Reflection Tools for Teachers in PLCs

Want to have your thinking challenged about the role that common formative assessments should play on a professional learning team?

Then check out this Ken Williams video:

Ken made a pretty darn important point in the video. 

He mentioned that there are two purposes for giving common formative assessments: First, common formative assessments can help us to identify students who are struggling to master essential outcomes.  Second, common formative assessments can help us to identify weaknesses in our own instructional practices.

Now here’s a question for you:  Does your learning team prioritize those two purposes equally — or are you spending most of your common formative assessment work on one of those two purposes?

If your learning team is anything like MOST of the teams that I work with in schools across America, my guess is that using CFAs as a tool for identifying weaknesses in your own instructional practices doesn’t happen very often.  The simple truth is that we sometimes forget that adult learning is an important outcome of the PLC process, too — and common formative assessment data, when used properly, can help us to spot areas where our own practice needs to be improved.

If you are interested in making reflection around your instructional practice a more regular part of the work that you do with your common formative assessments, these handouts may help:

Sample:  Our Observation / Our Reaction / Our Next Action – Recently, our learning team gave a mid year benchmark exam.  When we were finished with the exam, we put together this document, detailing things that we noticed in our data, our reaction to those observations, and a plan for moving forward.  If you look at each row in the table, we kept ourselves focused on what our common formative assessment data meant for us instructionally.

Sample:  Individual Teacher Reflection Form – Another step that I take each time we complete a common formative assessment is to complete this reflection form.  Each question is designed to force me to think carefully about what I can learn about my own instructional decision-making from the data that we collected on a common formative assessment.

Whaddya’ think of these forms, y’all? 

Would they encourage teachers to focus on the second leveraging arm of common formative assessments?  Do they seem useful to you?  Are you doing any of this work already?

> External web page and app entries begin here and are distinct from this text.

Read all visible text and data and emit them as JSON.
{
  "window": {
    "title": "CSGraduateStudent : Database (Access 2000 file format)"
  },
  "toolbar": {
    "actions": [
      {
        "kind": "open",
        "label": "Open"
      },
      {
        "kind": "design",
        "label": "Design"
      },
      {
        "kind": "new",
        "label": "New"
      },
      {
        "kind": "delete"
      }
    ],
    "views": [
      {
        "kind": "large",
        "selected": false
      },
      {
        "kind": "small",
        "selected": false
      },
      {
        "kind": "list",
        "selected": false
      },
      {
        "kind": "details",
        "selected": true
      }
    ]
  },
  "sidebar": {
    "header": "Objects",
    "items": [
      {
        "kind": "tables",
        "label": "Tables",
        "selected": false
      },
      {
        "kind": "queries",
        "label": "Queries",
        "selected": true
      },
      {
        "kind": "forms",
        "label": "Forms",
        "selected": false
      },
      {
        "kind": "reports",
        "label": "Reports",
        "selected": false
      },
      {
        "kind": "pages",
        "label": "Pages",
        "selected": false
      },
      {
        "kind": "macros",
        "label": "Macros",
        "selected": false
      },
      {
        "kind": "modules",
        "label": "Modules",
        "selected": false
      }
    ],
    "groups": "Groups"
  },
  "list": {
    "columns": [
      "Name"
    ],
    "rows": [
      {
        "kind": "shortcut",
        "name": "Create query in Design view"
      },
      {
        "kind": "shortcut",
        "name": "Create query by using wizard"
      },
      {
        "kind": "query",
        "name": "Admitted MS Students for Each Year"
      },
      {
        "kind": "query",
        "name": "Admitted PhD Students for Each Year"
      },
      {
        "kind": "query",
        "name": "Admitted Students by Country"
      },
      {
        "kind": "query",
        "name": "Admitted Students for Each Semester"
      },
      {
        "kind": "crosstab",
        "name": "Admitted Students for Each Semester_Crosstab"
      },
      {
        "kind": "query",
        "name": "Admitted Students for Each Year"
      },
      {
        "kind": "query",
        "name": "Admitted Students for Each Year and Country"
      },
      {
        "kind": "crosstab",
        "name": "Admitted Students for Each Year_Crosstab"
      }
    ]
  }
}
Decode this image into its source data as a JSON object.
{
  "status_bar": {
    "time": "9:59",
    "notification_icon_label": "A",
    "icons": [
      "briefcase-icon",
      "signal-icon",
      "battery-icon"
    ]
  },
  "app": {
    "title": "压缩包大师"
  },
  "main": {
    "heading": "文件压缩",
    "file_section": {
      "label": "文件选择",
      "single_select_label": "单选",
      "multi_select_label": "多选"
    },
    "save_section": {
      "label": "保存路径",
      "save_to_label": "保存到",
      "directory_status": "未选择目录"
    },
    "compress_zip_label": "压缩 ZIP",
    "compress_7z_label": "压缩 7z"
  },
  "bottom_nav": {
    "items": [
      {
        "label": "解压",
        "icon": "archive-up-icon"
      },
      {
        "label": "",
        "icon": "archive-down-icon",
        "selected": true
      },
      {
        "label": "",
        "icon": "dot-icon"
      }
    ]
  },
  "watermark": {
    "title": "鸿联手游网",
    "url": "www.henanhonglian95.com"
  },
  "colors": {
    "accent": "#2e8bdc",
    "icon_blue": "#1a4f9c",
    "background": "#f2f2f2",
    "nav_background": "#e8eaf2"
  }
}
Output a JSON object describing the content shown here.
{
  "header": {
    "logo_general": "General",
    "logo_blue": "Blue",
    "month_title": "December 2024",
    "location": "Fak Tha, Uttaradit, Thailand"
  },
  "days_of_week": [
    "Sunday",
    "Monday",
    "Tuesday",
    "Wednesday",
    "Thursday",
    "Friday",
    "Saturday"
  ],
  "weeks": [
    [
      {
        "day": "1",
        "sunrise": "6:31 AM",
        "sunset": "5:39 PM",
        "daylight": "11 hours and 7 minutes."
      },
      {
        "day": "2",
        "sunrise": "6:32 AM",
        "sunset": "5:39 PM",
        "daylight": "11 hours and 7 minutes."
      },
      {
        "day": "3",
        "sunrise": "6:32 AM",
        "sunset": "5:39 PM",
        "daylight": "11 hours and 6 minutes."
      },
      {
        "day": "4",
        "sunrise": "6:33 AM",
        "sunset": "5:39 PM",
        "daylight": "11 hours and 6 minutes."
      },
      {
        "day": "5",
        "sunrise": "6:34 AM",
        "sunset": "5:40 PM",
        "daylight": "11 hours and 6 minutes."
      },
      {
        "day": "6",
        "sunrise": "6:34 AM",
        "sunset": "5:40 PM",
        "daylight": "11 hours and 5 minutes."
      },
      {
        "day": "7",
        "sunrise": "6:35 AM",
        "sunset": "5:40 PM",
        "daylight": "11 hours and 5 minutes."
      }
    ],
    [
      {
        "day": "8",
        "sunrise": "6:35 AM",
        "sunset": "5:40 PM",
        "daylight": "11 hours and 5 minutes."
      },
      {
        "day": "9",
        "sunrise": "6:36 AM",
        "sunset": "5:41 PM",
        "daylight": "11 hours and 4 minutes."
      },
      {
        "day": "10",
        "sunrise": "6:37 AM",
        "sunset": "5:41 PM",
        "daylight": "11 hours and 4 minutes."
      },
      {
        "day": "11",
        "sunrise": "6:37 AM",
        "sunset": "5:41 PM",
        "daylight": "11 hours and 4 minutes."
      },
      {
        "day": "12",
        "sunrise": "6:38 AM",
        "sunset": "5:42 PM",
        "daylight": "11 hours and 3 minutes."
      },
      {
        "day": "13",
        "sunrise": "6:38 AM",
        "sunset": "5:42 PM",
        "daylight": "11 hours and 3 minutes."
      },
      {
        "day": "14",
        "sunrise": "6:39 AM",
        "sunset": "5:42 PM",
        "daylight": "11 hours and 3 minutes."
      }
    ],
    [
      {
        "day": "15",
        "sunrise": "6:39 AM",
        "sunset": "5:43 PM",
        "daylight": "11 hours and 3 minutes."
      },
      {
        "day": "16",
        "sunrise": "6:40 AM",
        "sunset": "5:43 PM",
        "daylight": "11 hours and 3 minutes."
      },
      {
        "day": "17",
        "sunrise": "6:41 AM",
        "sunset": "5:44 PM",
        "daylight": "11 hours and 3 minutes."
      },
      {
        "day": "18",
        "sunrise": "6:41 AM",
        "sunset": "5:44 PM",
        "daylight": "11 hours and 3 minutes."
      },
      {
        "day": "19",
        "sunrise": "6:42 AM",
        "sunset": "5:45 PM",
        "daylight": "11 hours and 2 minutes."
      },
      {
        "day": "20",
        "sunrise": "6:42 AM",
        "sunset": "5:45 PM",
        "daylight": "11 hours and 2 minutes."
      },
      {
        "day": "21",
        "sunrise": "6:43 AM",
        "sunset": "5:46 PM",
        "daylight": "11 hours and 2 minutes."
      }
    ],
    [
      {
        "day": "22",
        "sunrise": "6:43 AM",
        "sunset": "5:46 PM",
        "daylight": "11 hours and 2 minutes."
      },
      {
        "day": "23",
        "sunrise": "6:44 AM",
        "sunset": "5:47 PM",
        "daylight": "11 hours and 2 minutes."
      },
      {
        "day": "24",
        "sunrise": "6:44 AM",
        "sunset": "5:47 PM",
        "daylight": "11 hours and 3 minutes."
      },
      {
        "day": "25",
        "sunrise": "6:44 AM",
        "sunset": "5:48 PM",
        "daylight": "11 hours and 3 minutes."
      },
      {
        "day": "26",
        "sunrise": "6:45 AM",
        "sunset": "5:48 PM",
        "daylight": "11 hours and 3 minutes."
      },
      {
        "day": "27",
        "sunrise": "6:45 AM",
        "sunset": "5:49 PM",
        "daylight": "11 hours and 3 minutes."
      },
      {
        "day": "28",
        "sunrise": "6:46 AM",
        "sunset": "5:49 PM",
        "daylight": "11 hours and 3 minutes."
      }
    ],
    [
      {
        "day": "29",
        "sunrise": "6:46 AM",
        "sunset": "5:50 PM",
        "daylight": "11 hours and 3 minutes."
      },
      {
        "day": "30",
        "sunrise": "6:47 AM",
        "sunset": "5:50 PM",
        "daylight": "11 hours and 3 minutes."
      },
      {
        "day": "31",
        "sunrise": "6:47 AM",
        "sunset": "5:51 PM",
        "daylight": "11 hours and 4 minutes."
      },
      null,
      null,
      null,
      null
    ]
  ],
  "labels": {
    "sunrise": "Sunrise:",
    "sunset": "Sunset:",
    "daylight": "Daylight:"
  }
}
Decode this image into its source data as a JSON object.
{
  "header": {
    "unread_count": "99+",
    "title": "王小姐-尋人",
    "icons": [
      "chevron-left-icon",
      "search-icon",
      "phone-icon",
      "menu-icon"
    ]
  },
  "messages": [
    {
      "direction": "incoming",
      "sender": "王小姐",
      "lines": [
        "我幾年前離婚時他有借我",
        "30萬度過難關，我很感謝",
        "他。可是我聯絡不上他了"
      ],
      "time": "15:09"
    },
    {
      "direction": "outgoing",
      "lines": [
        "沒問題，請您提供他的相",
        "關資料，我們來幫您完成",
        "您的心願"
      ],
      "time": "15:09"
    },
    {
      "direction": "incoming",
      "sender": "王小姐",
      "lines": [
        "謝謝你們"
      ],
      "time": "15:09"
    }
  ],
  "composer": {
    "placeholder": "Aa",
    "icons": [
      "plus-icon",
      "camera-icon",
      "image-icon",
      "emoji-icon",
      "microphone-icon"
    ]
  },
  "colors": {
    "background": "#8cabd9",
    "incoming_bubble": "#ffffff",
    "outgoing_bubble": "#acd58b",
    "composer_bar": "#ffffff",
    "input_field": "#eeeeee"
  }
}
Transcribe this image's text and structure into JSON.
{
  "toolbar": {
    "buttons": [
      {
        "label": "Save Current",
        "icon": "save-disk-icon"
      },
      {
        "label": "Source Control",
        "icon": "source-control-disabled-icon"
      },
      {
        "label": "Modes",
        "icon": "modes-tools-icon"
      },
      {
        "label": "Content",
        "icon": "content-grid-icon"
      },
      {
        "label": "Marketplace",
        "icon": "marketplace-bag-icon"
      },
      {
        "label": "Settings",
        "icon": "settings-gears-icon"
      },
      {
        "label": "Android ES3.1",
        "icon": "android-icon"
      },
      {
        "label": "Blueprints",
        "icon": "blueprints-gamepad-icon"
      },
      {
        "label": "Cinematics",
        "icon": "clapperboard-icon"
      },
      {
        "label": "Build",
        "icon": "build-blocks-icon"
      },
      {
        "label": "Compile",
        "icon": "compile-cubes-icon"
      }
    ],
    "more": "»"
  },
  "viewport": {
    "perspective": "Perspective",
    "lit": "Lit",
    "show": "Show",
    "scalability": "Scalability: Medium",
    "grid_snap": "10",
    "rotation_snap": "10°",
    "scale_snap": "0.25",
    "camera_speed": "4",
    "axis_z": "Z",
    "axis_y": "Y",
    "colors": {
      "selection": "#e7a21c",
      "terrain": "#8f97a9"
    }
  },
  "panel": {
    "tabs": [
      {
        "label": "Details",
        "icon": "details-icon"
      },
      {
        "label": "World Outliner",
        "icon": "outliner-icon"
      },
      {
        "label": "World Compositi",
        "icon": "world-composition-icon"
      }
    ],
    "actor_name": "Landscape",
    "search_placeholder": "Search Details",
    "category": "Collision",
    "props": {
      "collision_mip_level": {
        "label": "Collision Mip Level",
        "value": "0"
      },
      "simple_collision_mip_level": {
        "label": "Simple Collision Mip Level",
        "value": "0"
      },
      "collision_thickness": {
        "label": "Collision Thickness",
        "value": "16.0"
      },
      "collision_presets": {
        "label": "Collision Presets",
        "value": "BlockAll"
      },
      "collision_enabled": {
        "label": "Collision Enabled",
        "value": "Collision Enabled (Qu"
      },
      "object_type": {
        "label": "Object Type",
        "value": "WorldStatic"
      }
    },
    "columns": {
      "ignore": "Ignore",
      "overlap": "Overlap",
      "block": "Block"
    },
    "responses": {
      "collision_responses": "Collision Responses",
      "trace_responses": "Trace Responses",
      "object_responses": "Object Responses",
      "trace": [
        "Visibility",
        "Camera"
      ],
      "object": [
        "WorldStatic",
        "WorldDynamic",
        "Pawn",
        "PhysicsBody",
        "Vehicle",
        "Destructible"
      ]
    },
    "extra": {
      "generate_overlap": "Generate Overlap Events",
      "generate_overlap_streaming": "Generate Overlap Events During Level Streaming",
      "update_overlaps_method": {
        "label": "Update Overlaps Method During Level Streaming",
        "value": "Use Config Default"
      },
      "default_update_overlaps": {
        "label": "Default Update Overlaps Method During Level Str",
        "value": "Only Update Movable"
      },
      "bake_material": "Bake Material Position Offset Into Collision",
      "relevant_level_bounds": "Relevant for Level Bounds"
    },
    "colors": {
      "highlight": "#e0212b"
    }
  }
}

Related Radical Reads:

Need a Form for Analyzing CFA Data?  Try This One.

Ten Tips for Writing Common Formative Assessments